Problem to solve |
Return every record below exactly as given, images excluded.

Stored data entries

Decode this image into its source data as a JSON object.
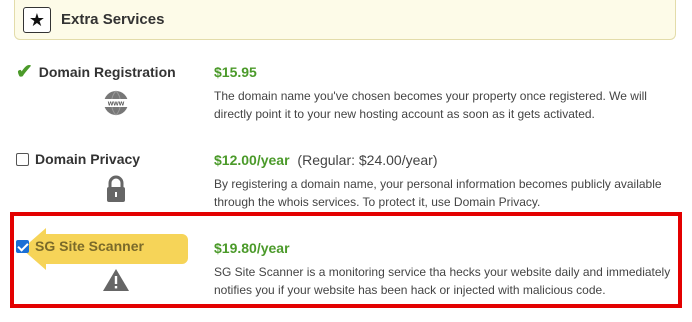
{
  "header": {
    "title": "Extra Services",
    "icon": "star-icon"
  },
  "services": [
    {
      "name": "Domain Registration",
      "status": "included",
      "price": "$15.95",
      "regular": "",
      "description_line1": "The domain name you've chosen becomes your property once registered. We will",
      "description_line2": "directly point it to your new hosting account as soon as it gets activated.",
      "icon": "www-globe-icon"
    },
    {
      "name": "Domain Privacy",
      "status": "unchecked",
      "price": "$12.00/year",
      "regular": "(Regular: $24.00/year)",
      "description_line1": "By registering a domain name, your personal information becomes publicly available",
      "description_line2": "through the whois services. To protect it, use Domain Privacy.",
      "icon": "lock-icon"
    },
    {
      "name": "SG Site Scanner",
      "status": "checked",
      "price": "$19.80/year",
      "regular": "",
      "description_line1": "SG Site Scanner is a monitoring service tha   hecks your website daily and immediately",
      "description_line2": "notifies you if your website has been hack    or injected with malicious code.",
      "icon": "warning-icon"
    }
  ],
  "colors": {
    "price_green": "#4b9a2a",
    "highlight_red": "#e30000",
    "arrow_yellow": "#f5d04a"
  }
}
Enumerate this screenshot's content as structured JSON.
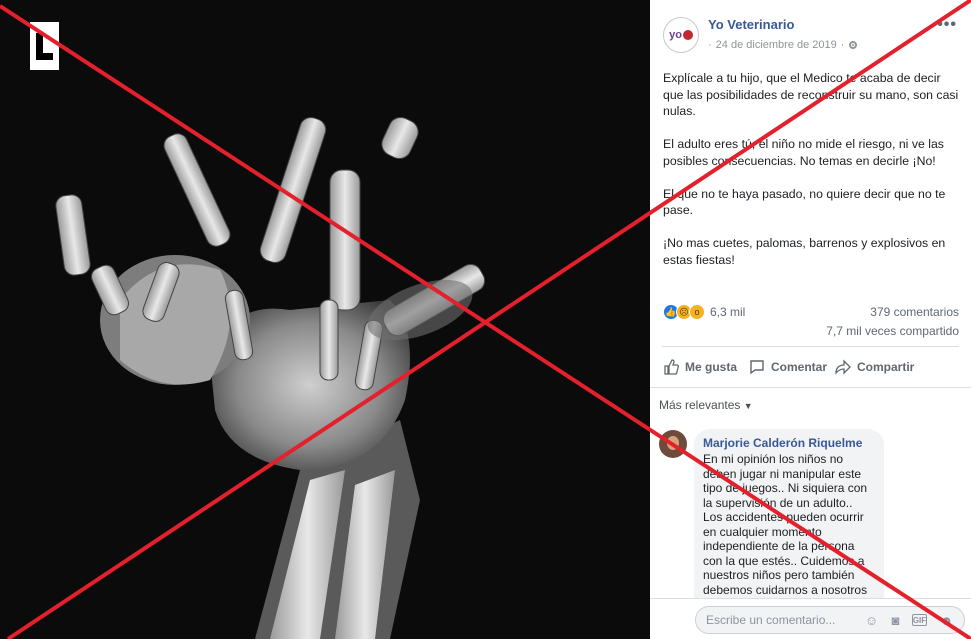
{
  "post": {
    "page_name": "Yo Veterinario",
    "avatar_text": "yo",
    "date": "24 de diciembre de 2019",
    "dot": "·",
    "paragraphs": [
      "Explícale a tu hijo, que el Medico te acaba de decir que las posibilidades de reconstruir su mano, son casi nulas.",
      "El adulto eres tú, el niño no mide el riesgo, ni ve las posibles consecuencias. No temas en decirle ¡No!",
      "El que no te haya pasado, no quiere decir que no te pase.",
      "¡No mas cuetes, palomas, barrenos y explosivos en estas fiestas!"
    ]
  },
  "stats": {
    "reactions_count": "6,3 mil",
    "comments": "379 comentarios",
    "shares": "7,7 mil veces compartido"
  },
  "actions": {
    "like": "Me gusta",
    "comment": "Comentar",
    "share": "Compartir"
  },
  "comments_section": {
    "sort_label": "Más relevantes",
    "comment": {
      "author": "Marjorie Calderón Riquelme",
      "text": "En mi opinión los niños no deben jugar ni manipular este tipo de juegos.. Ni siquiera con la supervisión de un adulto.. Los accidentes pueden ocurrir en cualquier momento independiente de la persona con la que estés.. Cuidemos a nuestros niños pero también debemos cuidarnos a nosotros mismos.. Por eso ni niños ni"
    },
    "composer_placeholder": "Escribe un comentario..."
  },
  "colors": {
    "link_blue": "#385898",
    "overlay_red": "#e3202b",
    "like_blue": "#1877f2"
  },
  "icons": [
    "logo-l-icon",
    "more-icon",
    "settings-gear-icon",
    "like-reaction-icon",
    "sad-reaction-icon",
    "wow-reaction-icon",
    "thumbs-up-icon",
    "comment-icon",
    "share-icon",
    "emoji-icon",
    "camera-icon",
    "gif-icon",
    "sticker-icon"
  ]
}
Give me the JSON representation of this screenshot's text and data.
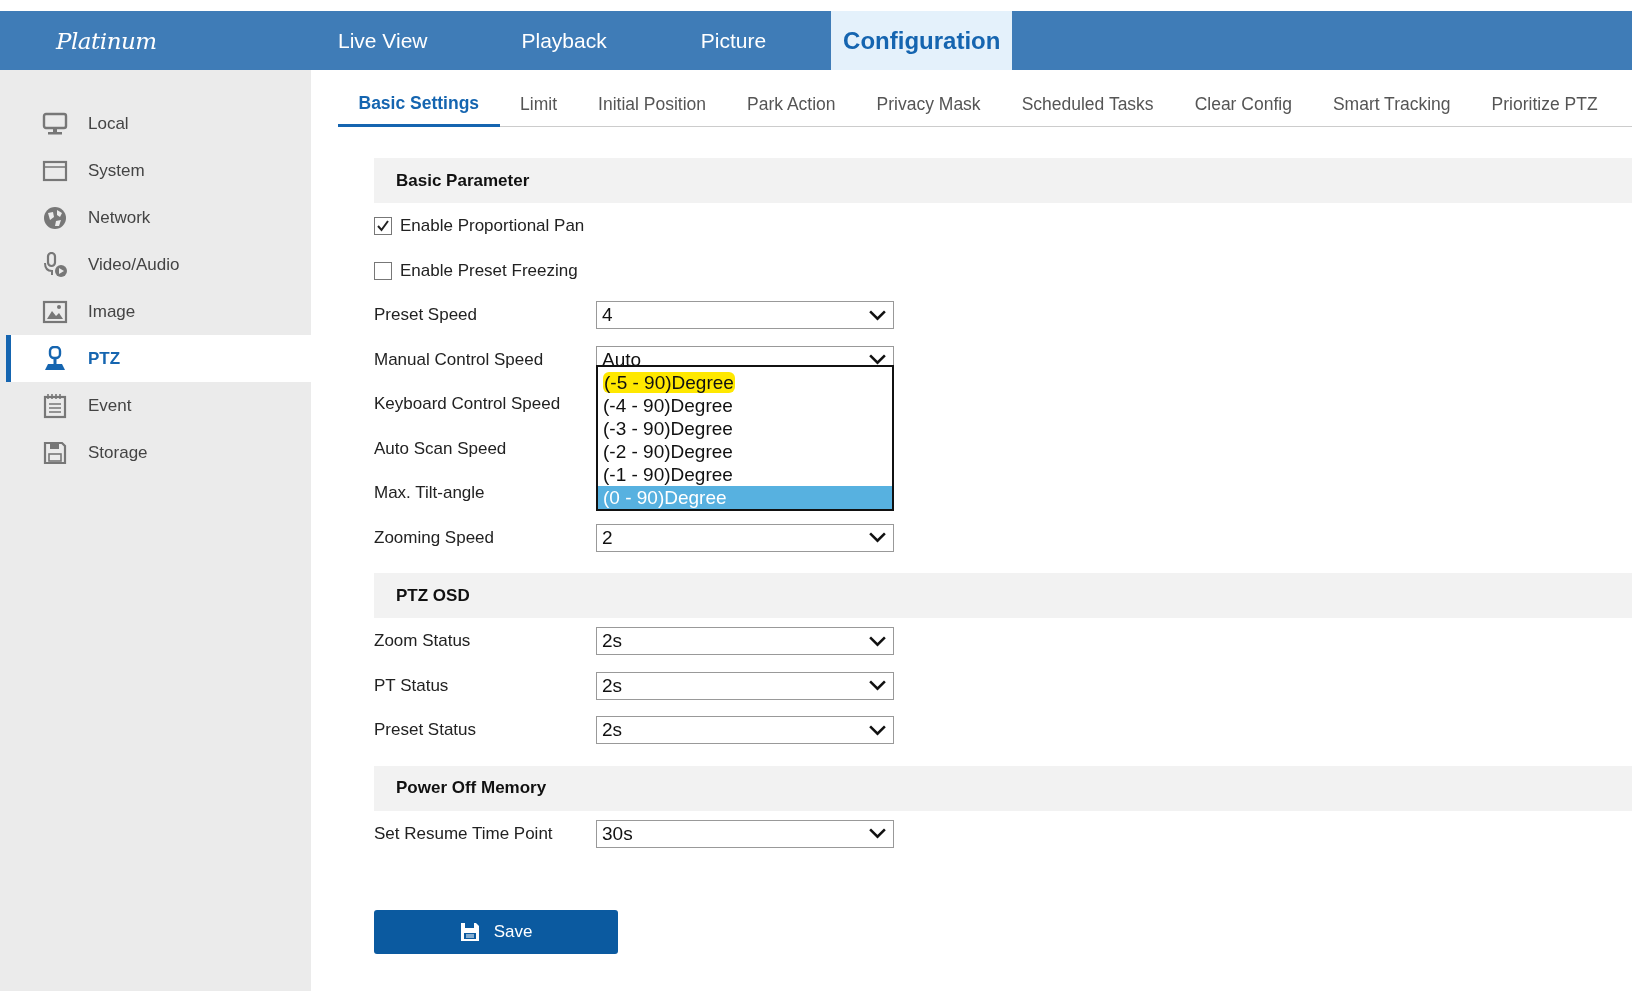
{
  "logo": "Platinum",
  "top_nav": [
    {
      "label": "Live View",
      "selected": false
    },
    {
      "label": "Playback",
      "selected": false
    },
    {
      "label": "Picture",
      "selected": false
    },
    {
      "label": "Configuration",
      "selected": true
    }
  ],
  "sidebar": {
    "items": [
      {
        "label": "Local",
        "kind": "monitor",
        "selected": false
      },
      {
        "label": "System",
        "kind": "window",
        "selected": false
      },
      {
        "label": "Network",
        "kind": "globe",
        "selected": false
      },
      {
        "label": "Video/Audio",
        "kind": "mic",
        "selected": false
      },
      {
        "label": "Image",
        "kind": "image",
        "selected": false
      },
      {
        "label": "PTZ",
        "kind": "ptz",
        "selected": true
      },
      {
        "label": "Event",
        "kind": "calendar",
        "selected": false
      },
      {
        "label": "Storage",
        "kind": "disk",
        "selected": false
      }
    ]
  },
  "tabs": [
    {
      "label": "Basic Settings",
      "selected": true
    },
    {
      "label": "Limit",
      "selected": false
    },
    {
      "label": "Initial Position",
      "selected": false
    },
    {
      "label": "Park Action",
      "selected": false
    },
    {
      "label": "Privacy Mask",
      "selected": false
    },
    {
      "label": "Scheduled Tasks",
      "selected": false
    },
    {
      "label": "Clear Config",
      "selected": false
    },
    {
      "label": "Smart Tracking",
      "selected": false
    },
    {
      "label": "Prioritize PTZ",
      "selected": false
    }
  ],
  "sections": [
    {
      "title": "Basic Parameter",
      "rows": [
        {
          "kind": "checkbox",
          "label": "Enable Proportional Pan",
          "checked": true
        },
        {
          "kind": "checkbox",
          "label": "Enable Preset Freezing",
          "checked": false
        },
        {
          "kind": "select",
          "label": "Preset Speed",
          "value": "4"
        },
        {
          "kind": "select",
          "label": "Manual Control Speed",
          "value": "Auto",
          "open": true,
          "options": [
            {
              "label": "(-5 - 90)Degree",
              "selected": false,
              "highlighted": true
            },
            {
              "label": "(-4 - 90)Degree",
              "selected": false,
              "highlighted": false
            },
            {
              "label": "(-3 - 90)Degree",
              "selected": false,
              "highlighted": false
            },
            {
              "label": "(-2 - 90)Degree",
              "selected": false,
              "highlighted": false
            },
            {
              "label": "(-1 - 90)Degree",
              "selected": false,
              "highlighted": false
            },
            {
              "label": "(0 - 90)Degree",
              "selected": true,
              "highlighted": false
            }
          ]
        },
        {
          "kind": "select",
          "label": "Keyboard Control Speed"
        },
        {
          "kind": "select",
          "label": "Auto Scan Speed"
        },
        {
          "kind": "select",
          "label": "Max. Tilt-angle"
        },
        {
          "kind": "select",
          "label": "Zooming Speed",
          "value": "2"
        }
      ]
    },
    {
      "title": "PTZ OSD",
      "rows": [
        {
          "kind": "select",
          "label": "Zoom Status",
          "value": "2s"
        },
        {
          "kind": "select",
          "label": "PT Status",
          "value": "2s"
        },
        {
          "kind": "select",
          "label": "Preset Status",
          "value": "2s"
        }
      ]
    },
    {
      "title": "Power Off Memory",
      "rows": [
        {
          "kind": "select",
          "label": "Set Resume Time Point",
          "value": "30s"
        }
      ]
    }
  ],
  "save_button": "Save"
}
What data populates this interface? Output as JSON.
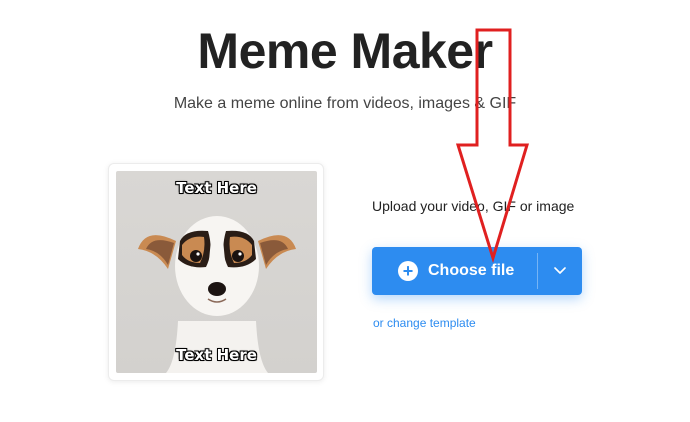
{
  "header": {
    "title": "Meme Maker",
    "subtitle": "Make a meme online from videos, images & GIF"
  },
  "meme_preview": {
    "top_text": "Text Here",
    "bottom_text": "Text Here",
    "image_subject": "dog-photo"
  },
  "upload": {
    "label": "Upload your video, GIF or image",
    "button_label": "Choose file",
    "button_icon": "plus-circle-icon",
    "dropdown_icon": "chevron-down-icon",
    "change_template_link": "or change template"
  },
  "colors": {
    "accent": "#2d8cf0",
    "title_text": "#222222",
    "annotation_arrow": "#e02020"
  }
}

Completed task |
Decode this image into its source data as a JSON object.
{
  "header": {
    "title": "Extra Services",
    "icon": "star-icon"
  },
  "services": [
    {
      "name": "Domain Registration",
      "status": "included",
      "price": "$15.95",
      "regular": "",
      "description_line1": "The domain name you've chosen becomes your property once registered. We will",
      "description_line2": "directly point it to your new hosting account as soon as it gets activated.",
      "icon": "www-globe-icon"
    },
    {
      "name": "Domain Privacy",
      "status": "unchecked",
      "price": "$12.00/year",
      "regular": "(Regular: $24.00/year)",
      "description_line1": "By registering a domain name, your personal information becomes publicly available",
      "description_line2": "through the whois services. To protect it, use Domain Privacy.",
      "icon": "lock-icon"
    },
    {
      "name": "SG Site Scanner",
      "status": "checked",
      "price": "$19.80/year",
      "regular": "",
      "description_line1": "SG Site Scanner is a monitoring service tha   hecks your website daily and immediately",
      "description_line2": "notifies you if your website has been hack    or injected with malicious code.",
      "icon": "warning-icon"
    }
  ],
  "colors": {
    "price_green": "#4b9a2a",
    "highlight_red": "#e30000",
    "arrow_yellow": "#f5d04a"
  }
}
Enumerate this screenshot's content as structured JSON.
{
  "post": {
    "page_name": "Yo Veterinario",
    "avatar_text": "yo",
    "date": "24 de diciembre de 2019",
    "dot": "·",
    "paragraphs": [
      "Explícale a tu hijo, que el Medico te acaba de decir que las posibilidades de reconstruir su mano, son casi nulas.",
      "El adulto eres tú, el niño no mide el riesgo, ni ve las posibles consecuencias. No temas en decirle ¡No!",
      "El que no te haya pasado, no quiere decir que no te pase.",
      "¡No mas cuetes, palomas, barrenos y explosivos en estas fiestas!"
    ]
  },
  "stats": {
    "reactions_count": "6,3 mil",
    "comments": "379 comentarios",
    "shares": "7,7 mil veces compartido"
  },
  "actions": {
    "like": "Me gusta",
    "comment": "Comentar",
    "share": "Compartir"
  },
  "comments_section": {
    "sort_label": "Más relevantes",
    "comment": {
      "author": "Marjorie Calderón Riquelme",
      "text": "En mi opinión los niños no deben jugar ni manipular este tipo de juegos.. Ni siquiera con la supervisión de un adulto.. Los accidentes pueden ocurrir en cualquier momento independiente de la persona con la que estés.. Cuidemos a nuestros niños pero también debemos cuidarnos a nosotros mismos.. Por eso ni niños ni"
    },
    "composer_placeholder": "Escribe un comentario..."
  },
  "colors": {
    "link_blue": "#385898",
    "overlay_red": "#e3202b",
    "like_blue": "#1877f2"
  },
  "icons": [
    "logo-l-icon",
    "more-icon",
    "settings-gear-icon",
    "like-reaction-icon",
    "sad-reaction-icon",
    "wow-reaction-icon",
    "thumbs-up-icon",
    "comment-icon",
    "share-icon",
    "emoji-icon",
    "camera-icon",
    "gif-icon",
    "sticker-icon"
  ]
}
Give me the JSON representation of this screenshot's text and data.
{
  "logo": "Platinum",
  "top_nav": [
    {
      "label": "Live View",
      "selected": false
    },
    {
      "label": "Playback",
      "selected": false
    },
    {
      "label": "Picture",
      "selected": false
    },
    {
      "label": "Configuration",
      "selected": true
    }
  ],
  "sidebar": {
    "items": [
      {
        "label": "Local",
        "kind": "monitor",
        "selected": false
      },
      {
        "label": "System",
        "kind": "window",
        "selected": false
      },
      {
        "label": "Network",
        "kind": "globe",
        "selected": false
      },
      {
        "label": "Video/Audio",
        "kind": "mic",
        "selected": false
      },
      {
        "label": "Image",
        "kind": "image",
        "selected": false
      },
      {
        "label": "PTZ",
        "kind": "ptz",
        "selected": true
      },
      {
        "label": "Event",
        "kind": "calendar",
        "selected": false
      },
      {
        "label": "Storage",
        "kind": "disk",
        "selected": false
      }
    ]
  },
  "tabs": [
    {
      "label": "Basic Settings",
      "selected": true
    },
    {
      "label": "Limit",
      "selected": false
    },
    {
      "label": "Initial Position",
      "selected": false
    },
    {
      "label": "Park Action",
      "selected": false
    },
    {
      "label": "Privacy Mask",
      "selected": false
    },
    {
      "label": "Scheduled Tasks",
      "selected": false
    },
    {
      "label": "Clear Config",
      "selected": false
    },
    {
      "label": "Smart Tracking",
      "selected": false
    },
    {
      "label": "Prioritize PTZ",
      "selected": false
    }
  ],
  "sections": [
    {
      "title": "Basic Parameter",
      "rows": [
        {
          "kind": "checkbox",
          "label": "Enable Proportional Pan",
          "checked": true
        },
        {
          "kind": "checkbox",
          "label": "Enable Preset Freezing",
          "checked": false
        },
        {
          "kind": "select",
          "label": "Preset Speed",
          "value": "4"
        },
        {
          "kind": "select",
          "label": "Manual Control Speed",
          "value": "Auto",
          "open": true,
          "options": [
            {
              "label": "(-5 - 90)Degree",
              "selected": false,
              "highlighted": true
            },
            {
              "label": "(-4 - 90)Degree",
              "selected": false,
              "highlighted": false
            },
            {
              "label": "(-3 - 90)Degree",
              "selected": false,
              "highlighted": false
            },
            {
              "label": "(-2 - 90)Degree",
              "selected": false,
              "highlighted": false
            },
            {
              "label": "(-1 - 90)Degree",
              "selected": false,
              "highlighted": false
            },
            {
              "label": "(0 - 90)Degree",
              "selected": true,
              "highlighted": false
            }
          ]
        },
        {
          "kind": "select",
          "label": "Keyboard Control Speed"
        },
        {
          "kind": "select",
          "label": "Auto Scan Speed"
        },
        {
          "kind": "select",
          "label": "Max. Tilt-angle"
        },
        {
          "kind": "select",
          "label": "Zooming Speed",
          "value": "2"
        }
      ]
    },
    {
      "title": "PTZ OSD",
      "rows": [
        {
          "kind": "select",
          "label": "Zoom Status",
          "value": "2s"
        },
        {
          "kind": "select",
          "label": "PT Status",
          "value": "2s"
        },
        {
          "kind": "select",
          "label": "Preset Status",
          "value": "2s"
        }
      ]
    },
    {
      "title": "Power Off Memory",
      "rows": [
        {
          "kind": "select",
          "label": "Set Resume Time Point",
          "value": "30s"
        }
      ]
    }
  ],
  "save_button": "Save"
}
What data populates this interface? Output as JSON.
{
  "header": {
    "title": "Meme Maker",
    "subtitle": "Make a meme online from videos, images & GIF"
  },
  "meme_preview": {
    "top_text": "Text Here",
    "bottom_text": "Text Here",
    "image_subject": "dog-photo"
  },
  "upload": {
    "label": "Upload your video, GIF or image",
    "button_label": "Choose file",
    "button_icon": "plus-circle-icon",
    "dropdown_icon": "chevron-down-icon",
    "change_template_link": "or change template"
  },
  "colors": {
    "accent": "#2d8cf0",
    "title_text": "#222222",
    "annotation_arrow": "#e02020"
  }
}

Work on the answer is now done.